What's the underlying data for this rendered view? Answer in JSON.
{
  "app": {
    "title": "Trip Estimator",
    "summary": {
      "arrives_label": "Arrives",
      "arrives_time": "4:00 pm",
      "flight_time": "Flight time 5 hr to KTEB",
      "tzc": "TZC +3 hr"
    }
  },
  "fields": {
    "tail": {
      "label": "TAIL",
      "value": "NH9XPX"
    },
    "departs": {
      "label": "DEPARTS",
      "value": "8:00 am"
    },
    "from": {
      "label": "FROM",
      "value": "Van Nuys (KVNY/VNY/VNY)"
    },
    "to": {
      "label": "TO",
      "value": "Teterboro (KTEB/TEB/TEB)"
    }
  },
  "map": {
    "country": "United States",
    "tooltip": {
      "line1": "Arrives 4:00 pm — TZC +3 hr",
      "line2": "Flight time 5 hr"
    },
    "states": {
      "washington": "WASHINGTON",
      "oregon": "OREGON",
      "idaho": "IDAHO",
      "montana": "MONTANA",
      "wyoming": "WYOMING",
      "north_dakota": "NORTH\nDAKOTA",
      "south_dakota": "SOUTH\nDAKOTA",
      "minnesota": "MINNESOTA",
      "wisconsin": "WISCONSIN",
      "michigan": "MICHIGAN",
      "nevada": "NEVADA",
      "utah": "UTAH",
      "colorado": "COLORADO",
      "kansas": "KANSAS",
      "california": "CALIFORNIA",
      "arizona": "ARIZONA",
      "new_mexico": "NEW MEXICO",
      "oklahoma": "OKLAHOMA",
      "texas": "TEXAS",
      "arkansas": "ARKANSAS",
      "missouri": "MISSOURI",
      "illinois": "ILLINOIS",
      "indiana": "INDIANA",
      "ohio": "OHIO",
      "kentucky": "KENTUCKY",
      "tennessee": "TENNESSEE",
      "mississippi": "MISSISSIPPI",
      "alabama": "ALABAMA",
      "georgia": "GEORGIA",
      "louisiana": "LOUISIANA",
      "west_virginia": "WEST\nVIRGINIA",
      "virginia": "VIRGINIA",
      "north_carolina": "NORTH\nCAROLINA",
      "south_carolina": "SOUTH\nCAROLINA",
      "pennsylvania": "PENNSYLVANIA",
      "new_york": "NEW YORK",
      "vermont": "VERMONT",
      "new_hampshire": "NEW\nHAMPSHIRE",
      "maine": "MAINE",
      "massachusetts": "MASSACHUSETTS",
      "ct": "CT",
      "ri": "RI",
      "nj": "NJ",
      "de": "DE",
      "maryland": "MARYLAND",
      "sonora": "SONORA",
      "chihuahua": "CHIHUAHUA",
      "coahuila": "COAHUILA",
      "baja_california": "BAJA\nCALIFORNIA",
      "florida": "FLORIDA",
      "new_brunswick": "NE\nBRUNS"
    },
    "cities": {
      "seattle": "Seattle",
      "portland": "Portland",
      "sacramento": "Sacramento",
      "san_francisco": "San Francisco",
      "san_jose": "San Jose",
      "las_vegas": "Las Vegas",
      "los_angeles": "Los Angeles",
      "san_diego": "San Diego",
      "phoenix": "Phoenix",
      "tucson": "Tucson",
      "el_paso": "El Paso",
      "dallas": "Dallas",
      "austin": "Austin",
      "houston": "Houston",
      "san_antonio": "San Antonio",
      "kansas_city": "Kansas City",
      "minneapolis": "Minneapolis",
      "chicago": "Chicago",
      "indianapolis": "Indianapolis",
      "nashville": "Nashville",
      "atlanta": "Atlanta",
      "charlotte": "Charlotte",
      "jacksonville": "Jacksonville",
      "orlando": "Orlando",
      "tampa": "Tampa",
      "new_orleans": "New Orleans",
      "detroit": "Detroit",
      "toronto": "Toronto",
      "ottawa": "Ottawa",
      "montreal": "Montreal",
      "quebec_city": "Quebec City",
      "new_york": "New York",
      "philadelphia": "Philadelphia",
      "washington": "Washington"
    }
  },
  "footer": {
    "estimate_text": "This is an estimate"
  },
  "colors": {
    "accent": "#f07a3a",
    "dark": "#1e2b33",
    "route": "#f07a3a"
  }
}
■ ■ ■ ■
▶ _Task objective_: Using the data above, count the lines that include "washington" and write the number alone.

▶ _Solution_: 2